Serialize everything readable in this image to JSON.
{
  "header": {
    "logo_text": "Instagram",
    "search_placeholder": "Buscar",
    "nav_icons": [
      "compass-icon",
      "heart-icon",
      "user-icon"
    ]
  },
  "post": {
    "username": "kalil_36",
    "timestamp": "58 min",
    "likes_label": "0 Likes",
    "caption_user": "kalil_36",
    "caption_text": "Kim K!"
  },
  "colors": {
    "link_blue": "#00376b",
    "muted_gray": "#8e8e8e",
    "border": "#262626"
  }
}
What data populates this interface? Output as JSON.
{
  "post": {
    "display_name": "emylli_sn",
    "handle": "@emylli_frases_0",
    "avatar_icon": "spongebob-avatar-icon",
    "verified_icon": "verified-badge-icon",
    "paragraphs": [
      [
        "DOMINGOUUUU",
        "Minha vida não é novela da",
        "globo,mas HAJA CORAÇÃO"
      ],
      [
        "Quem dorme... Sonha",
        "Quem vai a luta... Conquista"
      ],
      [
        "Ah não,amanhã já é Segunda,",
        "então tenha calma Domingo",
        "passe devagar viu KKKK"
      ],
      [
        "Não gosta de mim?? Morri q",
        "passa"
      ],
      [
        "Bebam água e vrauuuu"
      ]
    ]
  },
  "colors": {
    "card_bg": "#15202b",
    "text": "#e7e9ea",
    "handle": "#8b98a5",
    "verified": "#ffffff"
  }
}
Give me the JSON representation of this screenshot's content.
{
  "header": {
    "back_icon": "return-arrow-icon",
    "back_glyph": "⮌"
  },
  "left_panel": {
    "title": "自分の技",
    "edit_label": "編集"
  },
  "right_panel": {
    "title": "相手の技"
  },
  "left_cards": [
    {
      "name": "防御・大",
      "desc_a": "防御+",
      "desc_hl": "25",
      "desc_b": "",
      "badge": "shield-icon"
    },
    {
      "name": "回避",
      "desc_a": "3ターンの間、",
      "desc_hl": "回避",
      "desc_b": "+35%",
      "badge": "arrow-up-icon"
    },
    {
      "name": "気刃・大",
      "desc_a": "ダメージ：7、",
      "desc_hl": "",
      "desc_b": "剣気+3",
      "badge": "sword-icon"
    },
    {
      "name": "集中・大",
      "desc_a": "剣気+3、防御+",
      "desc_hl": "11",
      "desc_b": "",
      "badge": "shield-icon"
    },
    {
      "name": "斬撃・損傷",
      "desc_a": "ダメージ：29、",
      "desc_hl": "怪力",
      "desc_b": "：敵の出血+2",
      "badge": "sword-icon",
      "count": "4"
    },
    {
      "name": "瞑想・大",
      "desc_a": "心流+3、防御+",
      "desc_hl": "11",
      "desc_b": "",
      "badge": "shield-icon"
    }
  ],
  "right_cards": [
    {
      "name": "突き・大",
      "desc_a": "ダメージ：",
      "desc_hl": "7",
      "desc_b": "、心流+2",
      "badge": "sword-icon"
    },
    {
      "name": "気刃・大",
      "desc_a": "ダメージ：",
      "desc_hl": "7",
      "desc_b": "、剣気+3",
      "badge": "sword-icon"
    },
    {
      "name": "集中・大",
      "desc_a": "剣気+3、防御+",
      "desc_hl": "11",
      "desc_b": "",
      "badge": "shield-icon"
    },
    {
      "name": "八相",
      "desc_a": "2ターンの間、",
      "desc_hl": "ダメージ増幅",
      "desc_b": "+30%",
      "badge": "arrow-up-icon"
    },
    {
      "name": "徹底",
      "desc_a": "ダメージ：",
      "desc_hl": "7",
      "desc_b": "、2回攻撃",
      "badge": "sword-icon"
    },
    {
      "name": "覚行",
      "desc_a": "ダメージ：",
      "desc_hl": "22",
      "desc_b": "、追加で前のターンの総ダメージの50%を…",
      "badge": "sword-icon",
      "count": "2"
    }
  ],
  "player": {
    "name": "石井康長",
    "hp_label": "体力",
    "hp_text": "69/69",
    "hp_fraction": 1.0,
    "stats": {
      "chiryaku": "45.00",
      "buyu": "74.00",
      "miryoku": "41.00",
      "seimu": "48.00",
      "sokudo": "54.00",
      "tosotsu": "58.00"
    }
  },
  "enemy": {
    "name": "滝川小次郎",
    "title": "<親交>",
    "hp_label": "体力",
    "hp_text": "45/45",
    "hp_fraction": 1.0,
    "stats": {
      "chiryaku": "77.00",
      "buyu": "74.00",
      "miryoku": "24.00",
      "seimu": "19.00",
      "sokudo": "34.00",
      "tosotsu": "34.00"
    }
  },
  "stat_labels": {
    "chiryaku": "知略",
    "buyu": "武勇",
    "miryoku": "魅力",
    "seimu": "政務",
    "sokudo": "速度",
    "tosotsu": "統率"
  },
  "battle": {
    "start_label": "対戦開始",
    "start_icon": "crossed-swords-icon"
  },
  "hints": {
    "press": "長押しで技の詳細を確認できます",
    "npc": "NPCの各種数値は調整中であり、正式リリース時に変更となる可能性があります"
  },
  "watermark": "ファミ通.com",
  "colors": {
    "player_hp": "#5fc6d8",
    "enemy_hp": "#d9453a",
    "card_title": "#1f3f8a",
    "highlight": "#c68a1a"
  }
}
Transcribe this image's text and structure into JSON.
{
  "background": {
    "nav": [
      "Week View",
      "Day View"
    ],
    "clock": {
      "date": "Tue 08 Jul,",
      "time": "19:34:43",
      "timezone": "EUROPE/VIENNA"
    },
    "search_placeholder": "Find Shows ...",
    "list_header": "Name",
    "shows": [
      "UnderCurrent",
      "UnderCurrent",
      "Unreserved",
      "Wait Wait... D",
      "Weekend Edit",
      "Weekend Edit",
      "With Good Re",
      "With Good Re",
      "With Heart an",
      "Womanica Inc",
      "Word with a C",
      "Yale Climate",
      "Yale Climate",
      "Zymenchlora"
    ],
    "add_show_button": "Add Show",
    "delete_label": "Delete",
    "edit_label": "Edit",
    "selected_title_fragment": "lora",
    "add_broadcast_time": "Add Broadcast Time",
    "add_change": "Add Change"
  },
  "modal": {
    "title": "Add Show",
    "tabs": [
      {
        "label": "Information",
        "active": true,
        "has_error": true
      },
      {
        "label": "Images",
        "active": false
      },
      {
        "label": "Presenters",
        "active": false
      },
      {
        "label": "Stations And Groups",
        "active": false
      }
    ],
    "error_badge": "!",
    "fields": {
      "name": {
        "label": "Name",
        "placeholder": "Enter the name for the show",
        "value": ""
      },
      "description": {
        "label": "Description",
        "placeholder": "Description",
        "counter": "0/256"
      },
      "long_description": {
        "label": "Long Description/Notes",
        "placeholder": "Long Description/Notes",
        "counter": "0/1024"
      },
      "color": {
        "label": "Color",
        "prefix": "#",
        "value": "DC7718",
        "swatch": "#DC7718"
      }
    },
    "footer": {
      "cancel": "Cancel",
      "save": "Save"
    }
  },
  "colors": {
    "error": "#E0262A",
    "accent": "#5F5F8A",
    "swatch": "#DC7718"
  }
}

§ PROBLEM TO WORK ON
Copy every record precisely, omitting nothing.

§ RESULT
Serialize everything readable in this image to JSON.
{
  "header": {
    "logo_text": "Instagram",
    "search_placeholder": "Buscar",
    "nav_icons": [
      "compass-icon",
      "heart-icon",
      "user-icon"
    ]
  },
  "post": {
    "username": "kalil_36",
    "timestamp": "58 min",
    "likes_label": "0 Likes",
    "caption_user": "kalil_36",
    "caption_text": "Kim K!"
  },
  "colors": {
    "link_blue": "#00376b",
    "muted_gray": "#8e8e8e",
    "border": "#262626"
  }
}
What data populates this interface? Output as JSON.
{
  "post": {
    "display_name": "emylli_sn",
    "handle": "@emylli_frases_0",
    "avatar_icon": "spongebob-avatar-icon",
    "verified_icon": "verified-badge-icon",
    "paragraphs": [
      [
        "DOMINGOUUUU",
        "Minha vida não é novela da",
        "globo,mas HAJA CORAÇÃO"
      ],
      [
        "Quem dorme... Sonha",
        "Quem vai a luta... Conquista"
      ],
      [
        "Ah não,amanhã já é Segunda,",
        "então tenha calma Domingo",
        "passe devagar viu KKKK"
      ],
      [
        "Não gosta de mim?? Morri q",
        "passa"
      ],
      [
        "Bebam água e vrauuuu"
      ]
    ]
  },
  "colors": {
    "card_bg": "#15202b",
    "text": "#e7e9ea",
    "handle": "#8b98a5",
    "verified": "#ffffff"
  }
}
Give me the JSON representation of this screenshot's content.
{
  "header": {
    "back_icon": "return-arrow-icon",
    "back_glyph": "⮌"
  },
  "left_panel": {
    "title": "自分の技",
    "edit_label": "編集"
  },
  "right_panel": {
    "title": "相手の技"
  },
  "left_cards": [
    {
      "name": "防御・大",
      "desc_a": "防御+",
      "desc_hl": "25",
      "desc_b": "",
      "badge": "shield-icon"
    },
    {
      "name": "回避",
      "desc_a": "3ターンの間、",
      "desc_hl": "回避",
      "desc_b": "+35%",
      "badge": "arrow-up-icon"
    },
    {
      "name": "気刃・大",
      "desc_a": "ダメージ：7、",
      "desc_hl": "",
      "desc_b": "剣気+3",
      "badge": "sword-icon"
    },
    {
      "name": "集中・大",
      "desc_a": "剣気+3、防御+",
      "desc_hl": "11",
      "desc_b": "",
      "badge": "shield-icon"
    },
    {
      "name": "斬撃・損傷",
      "desc_a": "ダメージ：29、",
      "desc_hl": "怪力",
      "desc_b": "：敵の出血+2",
      "badge": "sword-icon",
      "count": "4"
    },
    {
      "name": "瞑想・大",
      "desc_a": "心流+3、防御+",
      "desc_hl": "11",
      "desc_b": "",
      "badge": "shield-icon"
    }
  ],
  "right_cards": [
    {
      "name": "突き・大",
      "desc_a": "ダメージ：",
      "desc_hl": "7",
      "desc_b": "、心流+2",
      "badge": "sword-icon"
    },
    {
      "name": "気刃・大",
      "desc_a": "ダメージ：",
      "desc_hl": "7",
      "desc_b": "、剣気+3",
      "badge": "sword-icon"
    },
    {
      "name": "集中・大",
      "desc_a": "剣気+3、防御+",
      "desc_hl": "11",
      "desc_b": "",
      "badge": "shield-icon"
    },
    {
      "name": "八相",
      "desc_a": "2ターンの間、",
      "desc_hl": "ダメージ増幅",
      "desc_b": "+30%",
      "badge": "arrow-up-icon"
    },
    {
      "name": "徹底",
      "desc_a": "ダメージ：",
      "desc_hl": "7",
      "desc_b": "、2回攻撃",
      "badge": "sword-icon"
    },
    {
      "name": "覚行",
      "desc_a": "ダメージ：",
      "desc_hl": "22",
      "desc_b": "、追加で前のターンの総ダメージの50%を…",
      "badge": "sword-icon",
      "count": "2"
    }
  ],
  "player": {
    "name": "石井康長",
    "hp_label": "体力",
    "hp_text": "69/69",
    "hp_fraction": 1.0,
    "stats": {
      "chiryaku": "45.00",
      "buyu": "74.00",
      "miryoku": "41.00",
      "seimu": "48.00",
      "sokudo": "54.00",
      "tosotsu": "58.00"
    }
  },
  "enemy": {
    "name": "滝川小次郎",
    "title": "<親交>",
    "hp_label": "体力",
    "hp_text": "45/45",
    "hp_fraction": 1.0,
    "stats": {
      "chiryaku": "77.00",
      "buyu": "74.00",
      "miryoku": "24.00",
      "seimu": "19.00",
      "sokudo": "34.00",
      "tosotsu": "34.00"
    }
  },
  "stat_labels": {
    "chiryaku": "知略",
    "buyu": "武勇",
    "miryoku": "魅力",
    "seimu": "政務",
    "sokudo": "速度",
    "tosotsu": "統率"
  },
  "battle": {
    "start_label": "対戦開始",
    "start_icon": "crossed-swords-icon"
  },
  "hints": {
    "press": "長押しで技の詳細を確認できます",
    "npc": "NPCの各種数値は調整中であり、正式リリース時に変更となる可能性があります"
  },
  "watermark": "ファミ通.com",
  "colors": {
    "player_hp": "#5fc6d8",
    "enemy_hp": "#d9453a",
    "card_title": "#1f3f8a",
    "highlight": "#c68a1a"
  }
}
Transcribe this image's text and structure into JSON.
{
  "background": {
    "nav": [
      "Week View",
      "Day View"
    ],
    "clock": {
      "date": "Tue 08 Jul,",
      "time": "19:34:43",
      "timezone": "EUROPE/VIENNA"
    },
    "search_placeholder": "Find Shows ...",
    "list_header": "Name",
    "shows": [
      "UnderCurrent",
      "UnderCurrent",
      "Unreserved",
      "Wait Wait... D",
      "Weekend Edit",
      "Weekend Edit",
      "With Good Re",
      "With Good Re",
      "With Heart an",
      "Womanica Inc",
      "Word with a C",
      "Yale Climate",
      "Yale Climate",
      "Zymenchlora"
    ],
    "add_show_button": "Add Show",
    "delete_label": "Delete",
    "edit_label": "Edit",
    "selected_title_fragment": "lora",
    "add_broadcast_time": "Add Broadcast Time",
    "add_change": "Add Change"
  },
  "modal": {
    "title": "Add Show",
    "tabs": [
      {
        "label": "Information",
        "active": true,
        "has_error": true
      },
      {
        "label": "Images",
        "active": false
      },
      {
        "label": "Presenters",
        "active": false
      },
      {
        "label": "Stations And Groups",
        "active": false
      }
    ],
    "error_badge": "!",
    "fields": {
      "name": {
        "label": "Name",
        "placeholder": "Enter the name for the show",
        "value": ""
      },
      "description": {
        "label": "Description",
        "placeholder": "Description",
        "counter": "0/256"
      },
      "long_description": {
        "label": "Long Description/Notes",
        "placeholder": "Long Description/Notes",
        "counter": "0/1024"
      },
      "color": {
        "label": "Color",
        "prefix": "#",
        "value": "DC7718",
        "swatch": "#DC7718"
      }
    },
    "footer": {
      "cancel": "Cancel",
      "save": "Save"
    }
  },
  "colors": {
    "error": "#E0262A",
    "accent": "#5F5F8A",
    "swatch": "#DC7718"
  }
}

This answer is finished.